Cross-posted from Examiner.com
What’s with tomatoes and watermelon this year? I have seen them side by side at local farmers markets, of course, having both come into season recently. But in an odd development, I started to see them together in recipes, too.
At first, I noticed the usual myriad recipes for watermelon-feta salad sometimes included halved cherry tomatoes. Then came the watermelon gazpacho. Then, as if that weren’t enough, watermelon bloody Marys have now poured into the fray, celery sticks and all.
While I cheer combinations like chipotle and chocolate or peaches and basil, I just can’t get into this one.
Perhaps it’s because the flavors of tomato and watermelon are quite close, rather than providing an interesting contrast. They both bring together sweetness and acidity, and have a texture best summed up as “juicy.” Yet each flavor is unique enough to gratify on its own—especially if the tomato or watermelon came fresh from a market stand.
Yes, as the Bitten Word writers decided after those melony Marys, sometimes it’s best to just eat a watermelon—or, better yet, watermelon juice with a splash of vodka.
In honor of keeping it pure and simple, I would like to offer you one recipe just for watermelon and another for tomatoes.
The first one is a simple drink that you can easily embellish with vodka or tequila.
Watermelon agua fresca
(Reprinted courtesy of Whole Foods Market)
This light, refreshing drink popularized in Mexico is a terrific thirst quencher on a hot summer day. The trick with making agua fresca (Spanish for “fresh water”) is to infuse the water with fruit essence without turning it into a smoothie or slushy drink. Feel free to experiment with other flavors such as strawberry, mango, cantaloupe and honeydew.
6 to 8 pounds seedless watermelon, cut into 2-inch pieces
2 cups cold water, divided
1 tablespoon freshly squeezed lime juice
1 tablespoon agave nectar or honey (more or less to taste)
Lime slices and mint leaves for garnish (optional)

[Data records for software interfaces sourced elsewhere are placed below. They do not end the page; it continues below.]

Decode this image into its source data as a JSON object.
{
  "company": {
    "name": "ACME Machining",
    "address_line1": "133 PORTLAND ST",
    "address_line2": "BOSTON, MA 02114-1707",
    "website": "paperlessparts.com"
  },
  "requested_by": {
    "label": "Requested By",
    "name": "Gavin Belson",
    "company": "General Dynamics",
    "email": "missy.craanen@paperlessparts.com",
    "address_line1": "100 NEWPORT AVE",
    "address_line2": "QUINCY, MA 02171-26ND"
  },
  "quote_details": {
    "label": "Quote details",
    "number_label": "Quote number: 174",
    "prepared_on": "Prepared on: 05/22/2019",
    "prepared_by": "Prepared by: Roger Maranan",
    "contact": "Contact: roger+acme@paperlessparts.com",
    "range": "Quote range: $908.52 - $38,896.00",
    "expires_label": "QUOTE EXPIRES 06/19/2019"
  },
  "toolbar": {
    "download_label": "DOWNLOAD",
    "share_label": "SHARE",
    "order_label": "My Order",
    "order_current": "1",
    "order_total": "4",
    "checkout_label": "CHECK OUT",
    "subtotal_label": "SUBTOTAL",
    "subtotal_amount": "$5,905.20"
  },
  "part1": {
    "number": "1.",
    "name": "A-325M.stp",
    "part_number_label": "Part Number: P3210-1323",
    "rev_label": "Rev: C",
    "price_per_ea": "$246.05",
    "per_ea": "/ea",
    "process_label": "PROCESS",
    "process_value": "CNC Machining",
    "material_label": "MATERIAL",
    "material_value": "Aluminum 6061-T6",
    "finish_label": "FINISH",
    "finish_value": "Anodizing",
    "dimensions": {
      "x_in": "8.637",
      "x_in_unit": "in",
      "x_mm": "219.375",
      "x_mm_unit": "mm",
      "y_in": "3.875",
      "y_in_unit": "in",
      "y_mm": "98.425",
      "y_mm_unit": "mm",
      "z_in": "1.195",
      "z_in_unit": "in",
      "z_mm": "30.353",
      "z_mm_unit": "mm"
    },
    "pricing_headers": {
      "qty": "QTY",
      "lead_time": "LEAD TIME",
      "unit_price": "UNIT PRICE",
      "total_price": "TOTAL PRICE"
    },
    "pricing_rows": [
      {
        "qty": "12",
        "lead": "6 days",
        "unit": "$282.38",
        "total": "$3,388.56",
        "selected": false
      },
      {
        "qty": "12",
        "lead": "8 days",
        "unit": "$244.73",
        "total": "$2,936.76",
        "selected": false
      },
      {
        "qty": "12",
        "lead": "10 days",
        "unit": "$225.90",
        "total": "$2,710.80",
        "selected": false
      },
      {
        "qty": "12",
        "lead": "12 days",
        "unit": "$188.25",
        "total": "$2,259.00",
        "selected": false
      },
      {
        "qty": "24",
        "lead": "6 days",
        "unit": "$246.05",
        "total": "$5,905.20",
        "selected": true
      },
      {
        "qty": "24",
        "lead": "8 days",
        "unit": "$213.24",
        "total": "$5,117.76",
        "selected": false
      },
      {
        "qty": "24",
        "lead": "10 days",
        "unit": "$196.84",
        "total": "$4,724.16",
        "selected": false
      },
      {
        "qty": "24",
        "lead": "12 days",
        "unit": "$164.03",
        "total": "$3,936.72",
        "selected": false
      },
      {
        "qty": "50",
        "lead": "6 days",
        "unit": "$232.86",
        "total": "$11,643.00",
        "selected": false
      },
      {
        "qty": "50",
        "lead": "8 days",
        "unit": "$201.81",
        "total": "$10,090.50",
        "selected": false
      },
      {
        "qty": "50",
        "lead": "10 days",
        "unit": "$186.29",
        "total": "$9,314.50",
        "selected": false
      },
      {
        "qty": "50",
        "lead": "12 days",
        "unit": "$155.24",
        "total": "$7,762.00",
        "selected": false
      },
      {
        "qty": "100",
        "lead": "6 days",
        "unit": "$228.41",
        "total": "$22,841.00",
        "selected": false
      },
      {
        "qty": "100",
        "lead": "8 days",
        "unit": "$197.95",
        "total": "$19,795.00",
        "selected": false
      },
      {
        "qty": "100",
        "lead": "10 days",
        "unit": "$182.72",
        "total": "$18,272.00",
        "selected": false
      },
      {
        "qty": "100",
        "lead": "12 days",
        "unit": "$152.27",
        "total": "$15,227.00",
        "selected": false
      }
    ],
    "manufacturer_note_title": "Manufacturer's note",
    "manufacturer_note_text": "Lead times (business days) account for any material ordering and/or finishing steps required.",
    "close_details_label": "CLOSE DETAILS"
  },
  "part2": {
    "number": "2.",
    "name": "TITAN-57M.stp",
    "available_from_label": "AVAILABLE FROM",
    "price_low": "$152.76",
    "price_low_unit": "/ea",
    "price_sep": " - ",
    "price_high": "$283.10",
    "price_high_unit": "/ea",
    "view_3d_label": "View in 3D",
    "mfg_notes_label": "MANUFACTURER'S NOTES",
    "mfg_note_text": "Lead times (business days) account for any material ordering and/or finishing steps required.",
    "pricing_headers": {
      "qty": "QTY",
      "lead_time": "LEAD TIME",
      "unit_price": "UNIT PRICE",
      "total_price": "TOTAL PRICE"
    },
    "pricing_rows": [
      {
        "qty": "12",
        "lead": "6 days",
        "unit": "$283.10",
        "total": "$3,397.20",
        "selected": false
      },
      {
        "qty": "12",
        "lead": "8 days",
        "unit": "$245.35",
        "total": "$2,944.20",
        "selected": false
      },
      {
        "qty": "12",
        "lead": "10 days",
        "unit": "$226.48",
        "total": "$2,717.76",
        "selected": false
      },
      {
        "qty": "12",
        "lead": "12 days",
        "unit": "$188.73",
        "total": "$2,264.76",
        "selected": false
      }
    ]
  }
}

Cut the watermelon flesh from the rind. In a blender, process half the watermelon pieces with 1 cup of water until smooth. Pour through a strainer into a pitcher. Repeat the process with the remaining melon and water. You should end up with about 8 cups of juice. Stir in the lime juice and agave. Pour into ice-filled glasses and garnish with lime slices and mint.
For this delicious savory pie, I’ll turn to Southern food authority Paula Deen. Find the pie on her website, from the episode of her show featuring (what else?) farmers market produce.
Got a favorite watermelon or tomato recipe? Leave a comment and let me know!